(Excerpts from a dataset)
------------------------------------
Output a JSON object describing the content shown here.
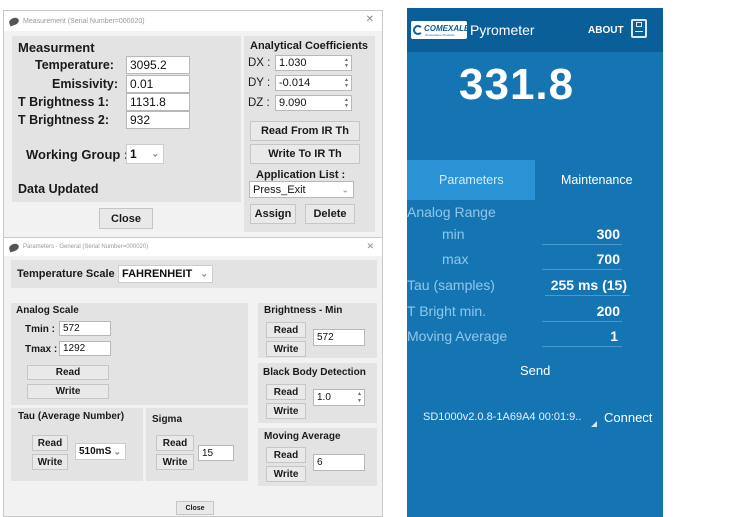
{
  "measurement_window": {
    "title": "Measurement (Serial Number=000020)",
    "heading": "Measurment",
    "rows": [
      {
        "label": "Temperature:",
        "value": "3095.2"
      },
      {
        "label": "Emissivity:",
        "value": "0.01"
      },
      {
        "label": "T Brightness 1:",
        "value": "1131.8"
      },
      {
        "label": "T Brightness 2:",
        "value": "932"
      }
    ],
    "working_group_label": "Working Group :",
    "working_group_value": "1",
    "status": "Data Updated",
    "close_label": "Close",
    "coefficients": {
      "heading": "Analytical Coefficients",
      "dx_label": "DX :",
      "dx_value": "1.030",
      "dy_label": "DY :",
      "dy_value": "-0.014",
      "dz_label": "DZ :",
      "dz_value": "9.090"
    },
    "read_label": "Read From IR Th",
    "write_label": "Write To IR Th",
    "app_list_label": "Application List :",
    "app_list_value": "Press_Exit",
    "assign_label": "Assign",
    "delete_label": "Delete"
  },
  "parameters_window": {
    "title": "Parameters - General (Serial Number=000020)",
    "scale_label": "Temperature Scale :",
    "scale_value": "FAHRENHEIT",
    "analog": {
      "heading": "Analog Scale",
      "tmin_label": "Tmin :",
      "tmin_value": "572",
      "tmax_label": "Tmax :",
      "tmax_value": "1292",
      "read_label": "Read",
      "write_label": "Write"
    },
    "tau": {
      "heading": "Tau (Average Number)",
      "read_label": "Read",
      "write_label": "Write",
      "value": "510mS"
    },
    "sigma": {
      "heading": "Sigma",
      "read_label": "Read",
      "write_label": "Write",
      "value": "15"
    },
    "brightness": {
      "heading": "Brightness - Min",
      "read_label": "Read",
      "write_label": "Write",
      "value": "572"
    },
    "blackbody": {
      "heading": "Black Body Detection",
      "read_label": "Read",
      "write_label": "Write",
      "value": "1.0"
    },
    "moving": {
      "heading": "Moving Average",
      "read_label": "Read",
      "write_label": "Write",
      "value": "6"
    },
    "close_label": "Close"
  },
  "phone": {
    "brand": "COMEXALE",
    "brand_sub": "Temperature Products",
    "app_title": "Pyrometer",
    "about_label": "ABOUT",
    "reading": "331.8",
    "tabs": [
      "Parameters",
      "Maintenance"
    ],
    "rows": [
      {
        "label": "Analog Range",
        "value": ""
      },
      {
        "label": "min",
        "value": "300"
      },
      {
        "label": "max",
        "value": "700"
      },
      {
        "label": "Tau (samples)",
        "value": "255 ms (15)"
      },
      {
        "label": "T Bright min.",
        "value": "200"
      },
      {
        "label": "Moving Average",
        "value": "1"
      }
    ],
    "send_label": "Send",
    "device": "SD1000v2.0.8-1A69A4 00:01:9..",
    "connect_label": "Connect",
    "colors": {
      "bar": "#0b5f99",
      "body": "#1575b3",
      "active_tab": "#2a93d6",
      "muted_label": "#8fc7ec"
    }
  }
}
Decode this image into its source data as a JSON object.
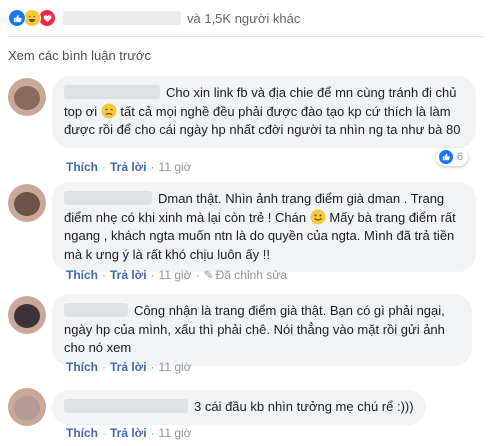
{
  "reactions": {
    "others_text": "và 1,5K người khác",
    "icons": [
      "like-icon",
      "haha-icon",
      "love-icon"
    ]
  },
  "prev_comments_link": "Xem các bình luận trước",
  "comments": [
    {
      "text": "Cho xin link fb và địa chie để mn cùng tránh đi chủ top ơi",
      "emoji": "disappointed-face-icon",
      "text2": "tất cả mọi nghề đều phải được đào tạo kp cứ thích là làm được rồi để cho cái ngày hp nhất cđời người ta nhìn ng ta như bà 80",
      "like_label": "Thích",
      "reply_label": "Trả lời",
      "time": "11 giờ",
      "like_count": "6"
    },
    {
      "text": "Dman thật. Nhìn ảnh trang điểm già dman . Trang điểm nhẹ có khi xinh mà lại còn trẻ ! Chán",
      "emoji": "smile-face-icon",
      "text2": "Mấy bà trang điểm rất ngang , khách ngta muốn ntn là do quyền của ngta. Mình đã trả tiền mà k ưng ý là rất khó chịu luôn ấy !!",
      "like_label": "Thích",
      "reply_label": "Trả lời",
      "time": "11 giờ",
      "edited": "Đã chỉnh sửa"
    },
    {
      "text": "Công nhận là trang điểm già thật. Bạn có gì phải ngại, ngày hp của mình, xấu thì phải chê. Nói thẳng vào mặt rồi gửi ảnh cho nó xem",
      "like_label": "Thích",
      "reply_label": "Trả lời",
      "time": "11 giờ"
    },
    {
      "text": "3 cái đầu kb nhìn tưởng mẹ chú rể :)))",
      "like_label": "Thích",
      "reply_label": "Trả lời",
      "time": "11 giờ"
    }
  ],
  "colors": {
    "link": "#4267b2",
    "bubble": "#f2f3f5",
    "like_blue": "#1877f2"
  }
}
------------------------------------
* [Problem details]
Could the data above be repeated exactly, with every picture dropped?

* [Exercise output]
Output a JSON object describing the content shown here.
{
  "measurement_window": {
    "title": "Measurement (Serial Number=000020)",
    "heading": "Measurment",
    "rows": [
      {
        "label": "Temperature:",
        "value": "3095.2"
      },
      {
        "label": "Emissivity:",
        "value": "0.01"
      },
      {
        "label": "T Brightness 1:",
        "value": "1131.8"
      },
      {
        "label": "T Brightness 2:",
        "value": "932"
      }
    ],
    "working_group_label": "Working Group :",
    "working_group_value": "1",
    "status": "Data Updated",
    "close_label": "Close",
    "coefficients": {
      "heading": "Analytical Coefficients",
      "dx_label": "DX :",
      "dx_value": "1.030",
      "dy_label": "DY :",
      "dy_value": "-0.014",
      "dz_label": "DZ :",
      "dz_value": "9.090"
    },
    "read_label": "Read From IR Th",
    "write_label": "Write To IR Th",
    "app_list_label": "Application List :",
    "app_list_value": "Press_Exit",
    "assign_label": "Assign",
    "delete_label": "Delete"
  },
  "parameters_window": {
    "title": "Parameters - General (Serial Number=000020)",
    "scale_label": "Temperature Scale :",
    "scale_value": "FAHRENHEIT",
    "analog": {
      "heading": "Analog Scale",
      "tmin_label": "Tmin :",
      "tmin_value": "572",
      "tmax_label": "Tmax :",
      "tmax_value": "1292",
      "read_label": "Read",
      "write_label": "Write"
    },
    "tau": {
      "heading": "Tau (Average Number)",
      "read_label": "Read",
      "write_label": "Write",
      "value": "510mS"
    },
    "sigma": {
      "heading": "Sigma",
      "read_label": "Read",
      "write_label": "Write",
      "value": "15"
    },
    "brightness": {
      "heading": "Brightness - Min",
      "read_label": "Read",
      "write_label": "Write",
      "value": "572"
    },
    "blackbody": {
      "heading": "Black Body Detection",
      "read_label": "Read",
      "write_label": "Write",
      "value": "1.0"
    },
    "moving": {
      "heading": "Moving Average",
      "read_label": "Read",
      "write_label": "Write",
      "value": "6"
    },
    "close_label": "Close"
  },
  "phone": {
    "brand": "COMEXALE",
    "brand_sub": "Temperature Products",
    "app_title": "Pyrometer",
    "about_label": "ABOUT",
    "reading": "331.8",
    "tabs": [
      "Parameters",
      "Maintenance"
    ],
    "rows": [
      {
        "label": "Analog Range",
        "value": ""
      },
      {
        "label": "min",
        "value": "300"
      },
      {
        "label": "max",
        "value": "700"
      },
      {
        "label": "Tau (samples)",
        "value": "255 ms (15)"
      },
      {
        "label": "T Bright min.",
        "value": "200"
      },
      {
        "label": "Moving Average",
        "value": "1"
      }
    ],
    "send_label": "Send",
    "device": "SD1000v2.0.8-1A69A4 00:01:9..",
    "connect_label": "Connect",
    "colors": {
      "bar": "#0b5f99",
      "body": "#1575b3",
      "active_tab": "#2a93d6",
      "muted_label": "#8fc7ec"
    }
  }
}
Decode this image into its source data as a JSON object.
{
  "reactions": {
    "others_text": "và 1,5K người khác",
    "icons": [
      "like-icon",
      "haha-icon",
      "love-icon"
    ]
  },
  "prev_comments_link": "Xem các bình luận trước",
  "comments": [
    {
      "text": "Cho xin link fb và địa chie để mn cùng tránh đi chủ top ơi",
      "emoji": "disappointed-face-icon",
      "text2": "tất cả mọi nghề đều phải được đào tạo kp cứ thích là làm được rồi để cho cái ngày hp nhất cđời người ta nhìn ng ta như bà 80",
      "like_label": "Thích",
      "reply_label": "Trả lời",
      "time": "11 giờ",
      "like_count": "6"
    },
    {
      "text": "Dman thật. Nhìn ảnh trang điểm già dman . Trang điểm nhẹ có khi xinh mà lại còn trẻ ! Chán",
      "emoji": "smile-face-icon",
      "text2": "Mấy bà trang điểm rất ngang , khách ngta muốn ntn là do quyền của ngta. Mình đã trả tiền mà k ưng ý là rất khó chịu luôn ấy !!",
      "like_label": "Thích",
      "reply_label": "Trả lời",
      "time": "11 giờ",
      "edited": "Đã chỉnh sửa"
    },
    {
      "text": "Công nhận là trang điểm già thật. Bạn có gì phải ngại, ngày hp của mình, xấu thì phải chê. Nói thẳng vào mặt rồi gửi ảnh cho nó xem",
      "like_label": "Thích",
      "reply_label": "Trả lời",
      "time": "11 giờ"
    },
    {
      "text": "3 cái đầu kb nhìn tưởng mẹ chú rể :)))",
      "like_label": "Thích",
      "reply_label": "Trả lời",
      "time": "11 giờ"
    }
  ],
  "colors": {
    "link": "#4267b2",
    "bubble": "#f2f3f5",
    "like_blue": "#1877f2"
  }
}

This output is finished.